**Work instructions:**
Whenever a picture appears, omit it, and set down everything else in the records exactly.
Segment Open
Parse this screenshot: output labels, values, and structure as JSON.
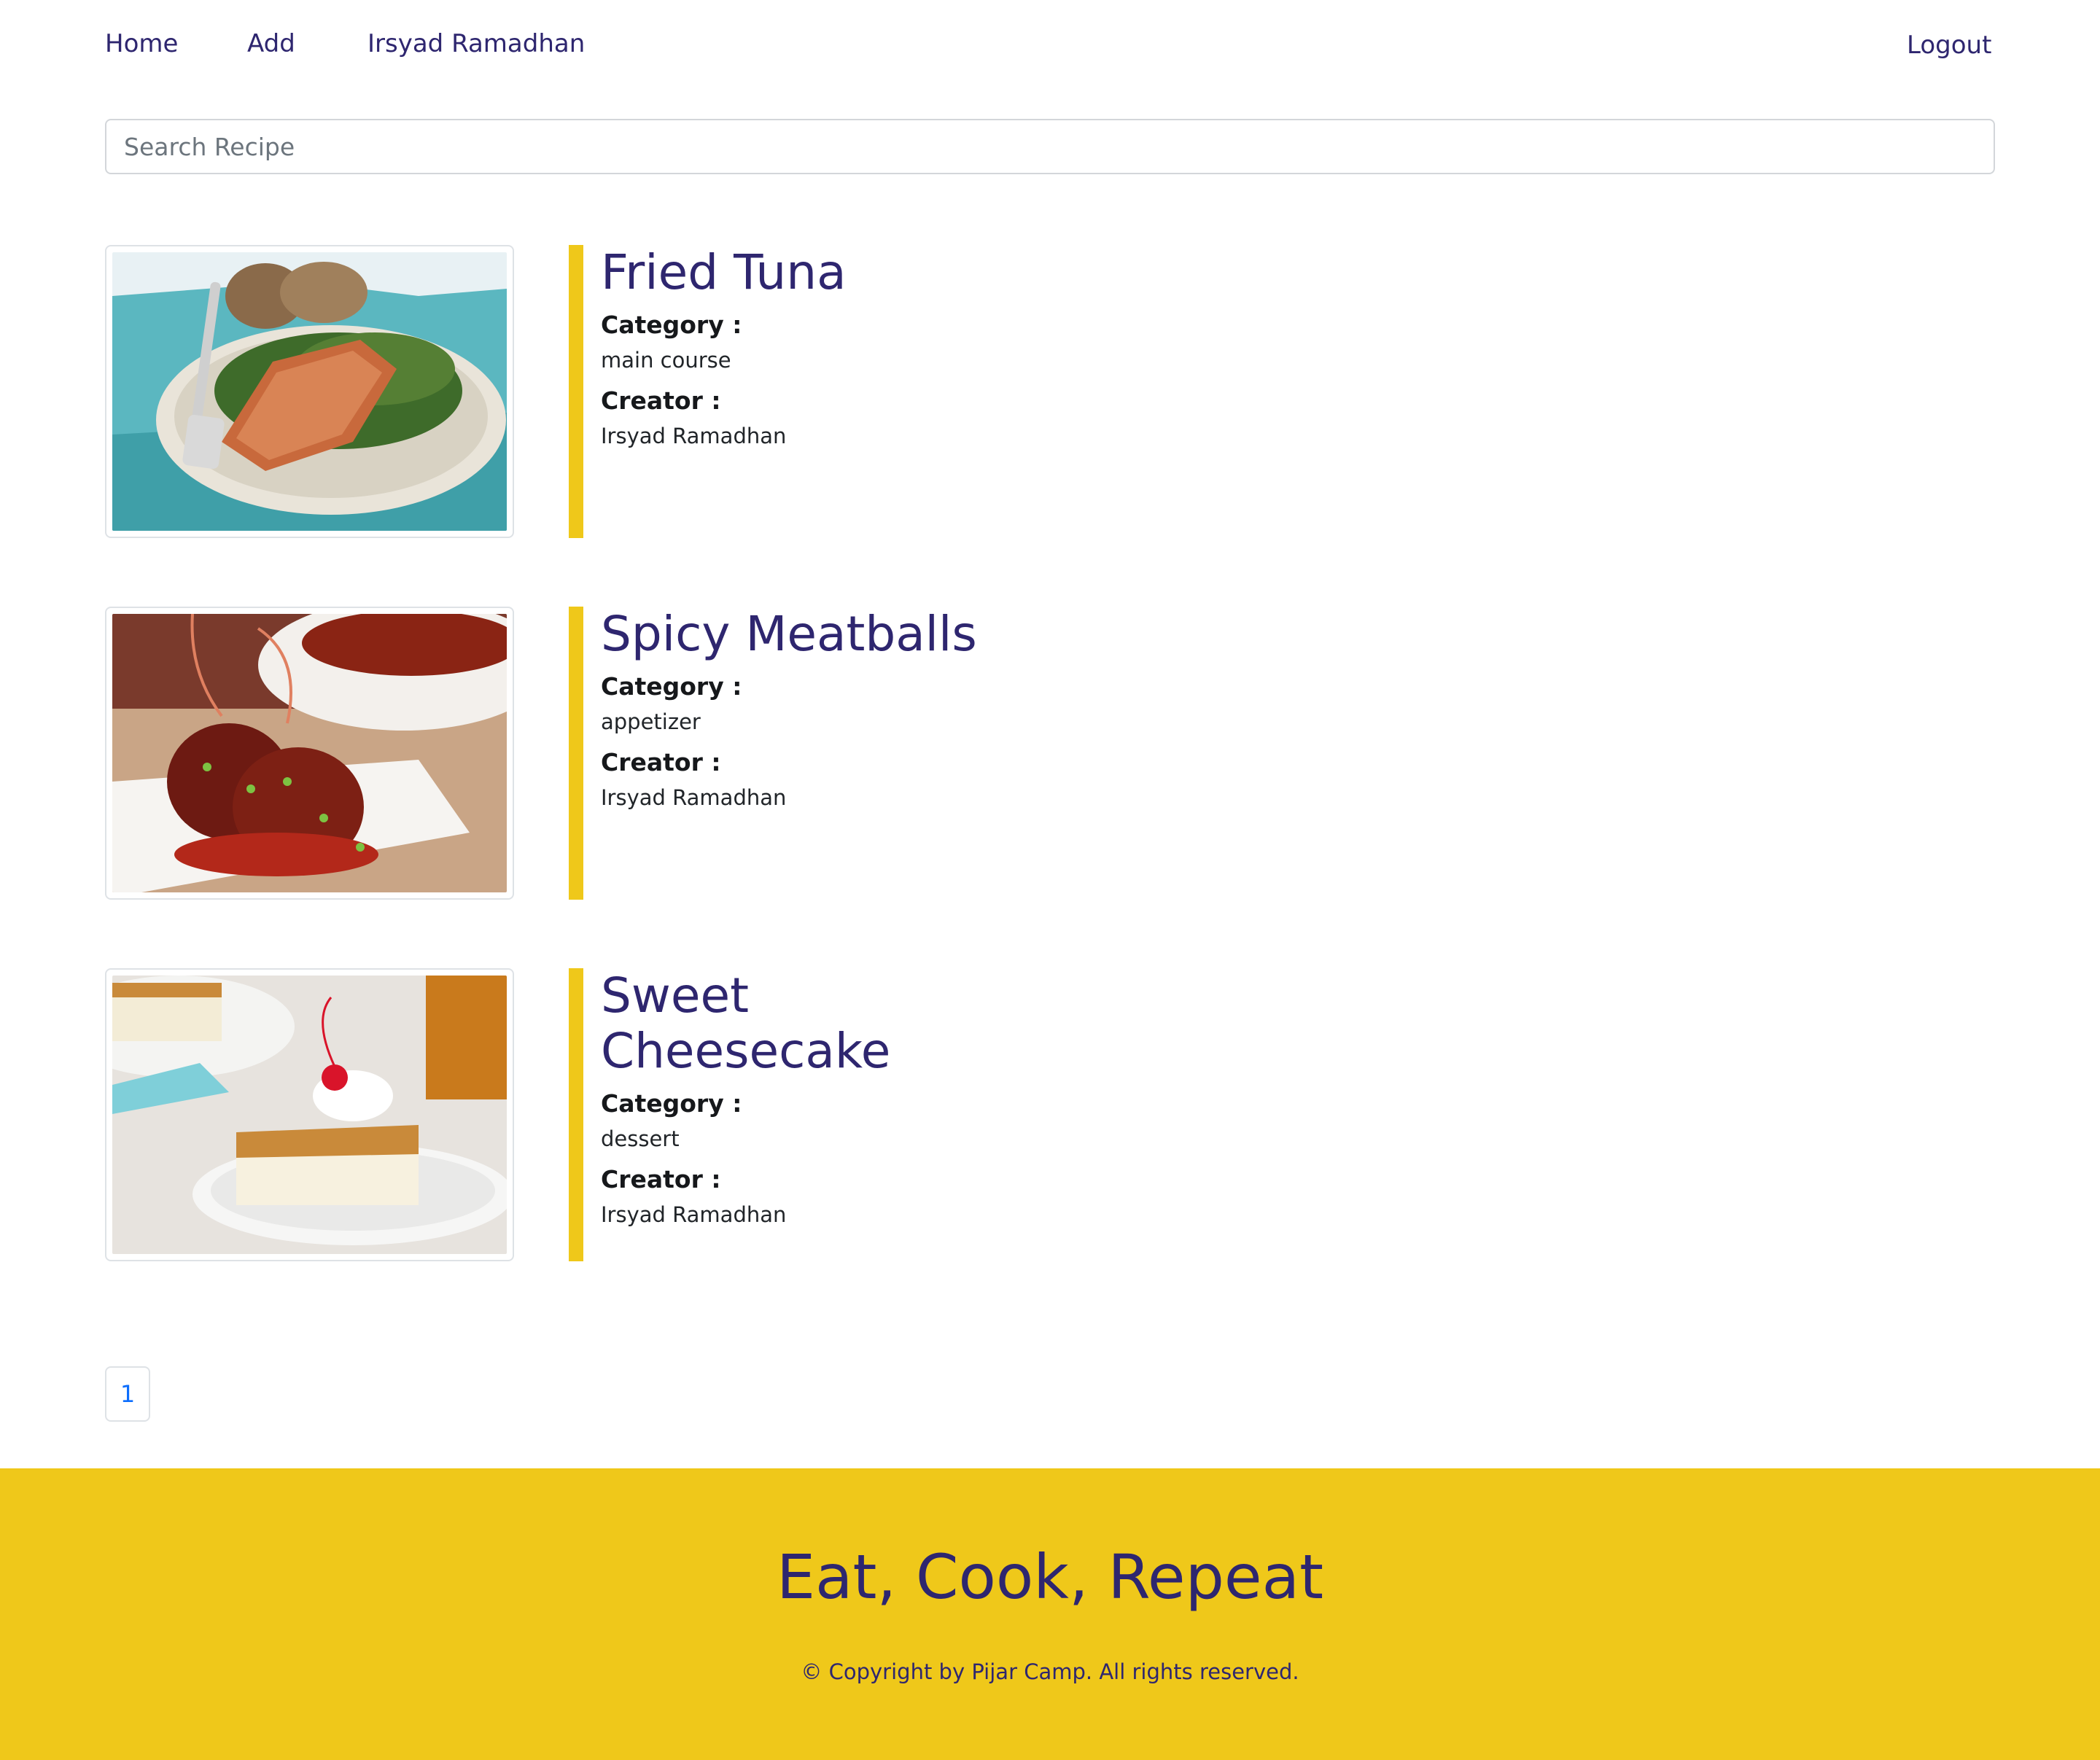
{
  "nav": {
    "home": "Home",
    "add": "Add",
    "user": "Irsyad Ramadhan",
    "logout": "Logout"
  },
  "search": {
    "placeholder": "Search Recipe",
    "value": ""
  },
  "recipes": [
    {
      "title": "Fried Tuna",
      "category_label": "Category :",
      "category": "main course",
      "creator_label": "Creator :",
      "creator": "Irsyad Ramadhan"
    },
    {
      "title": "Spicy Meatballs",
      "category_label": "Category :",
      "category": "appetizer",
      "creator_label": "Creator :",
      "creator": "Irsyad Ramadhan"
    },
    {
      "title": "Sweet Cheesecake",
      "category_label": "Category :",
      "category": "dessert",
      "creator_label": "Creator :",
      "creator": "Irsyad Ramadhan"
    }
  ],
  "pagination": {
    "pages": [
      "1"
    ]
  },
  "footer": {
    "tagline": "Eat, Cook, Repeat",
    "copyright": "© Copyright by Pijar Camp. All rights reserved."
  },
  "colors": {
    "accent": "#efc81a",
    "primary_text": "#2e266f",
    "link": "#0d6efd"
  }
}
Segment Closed
**The answer:**
Parse this screenshot: output labels, values, and structure as JSON.
{
  "nav": {
    "home": "Home",
    "add": "Add",
    "user": "Irsyad Ramadhan",
    "logout": "Logout"
  },
  "search": {
    "placeholder": "Search Recipe",
    "value": ""
  },
  "recipes": [
    {
      "title": "Fried Tuna",
      "category_label": "Category :",
      "category": "main course",
      "creator_label": "Creator :",
      "creator": "Irsyad Ramadhan"
    },
    {
      "title": "Spicy Meatballs",
      "category_label": "Category :",
      "category": "appetizer",
      "creator_label": "Creator :",
      "creator": "Irsyad Ramadhan"
    },
    {
      "title": "Sweet Cheesecake",
      "category_label": "Category :",
      "category": "dessert",
      "creator_label": "Creator :",
      "creator": "Irsyad Ramadhan"
    }
  ],
  "pagination": {
    "pages": [
      "1"
    ]
  },
  "footer": {
    "tagline": "Eat, Cook, Repeat",
    "copyright": "© Copyright by Pijar Camp. All rights reserved."
  },
  "colors": {
    "accent": "#efc81a",
    "primary_text": "#2e266f",
    "link": "#0d6efd"
  }
}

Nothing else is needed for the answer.